Although the overall design and construction of these chairs is of a type often associated with Thomas Chippendale, a number of comparable suites have recently been discovered that suggest several makers were working in a similar idiom.
A significant characteristic is the design of the arms which scroll down directly into the top of the leg and which does not appear on any provenanced Chippendale chairs where the arm joins the seatrail some distance back from the top of the front leg.

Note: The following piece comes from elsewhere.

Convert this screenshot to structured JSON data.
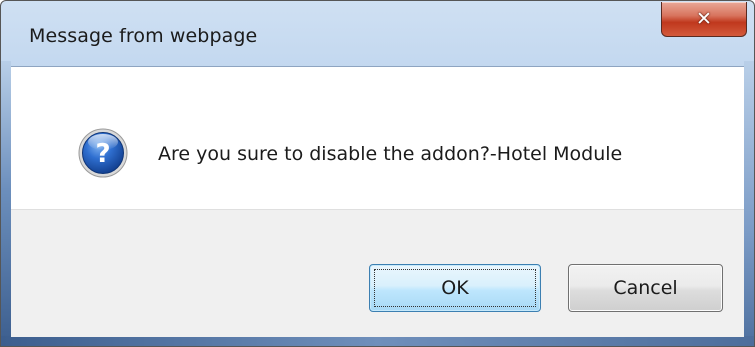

This same leg and arm construction was used on a set of chairs at Chirk Castle, Denbighshire, that are now attributed to Mayhew and Ince, (see G. Beard and C. Gilbert, eds., The Dictionary of English Furniture Makers 1660-1840, 1986, p. 596). A suite from Cobham Hall, Kent, also now attributed to Mayhew and Ince also features this arm design with a husk-entwined flowerhead cresting (sold anonymously, Christie's London, 19 November 1992, lot 104). It therefore seems impossible to make a confident attribution of this chair to any individual out of the leading London makers of the period.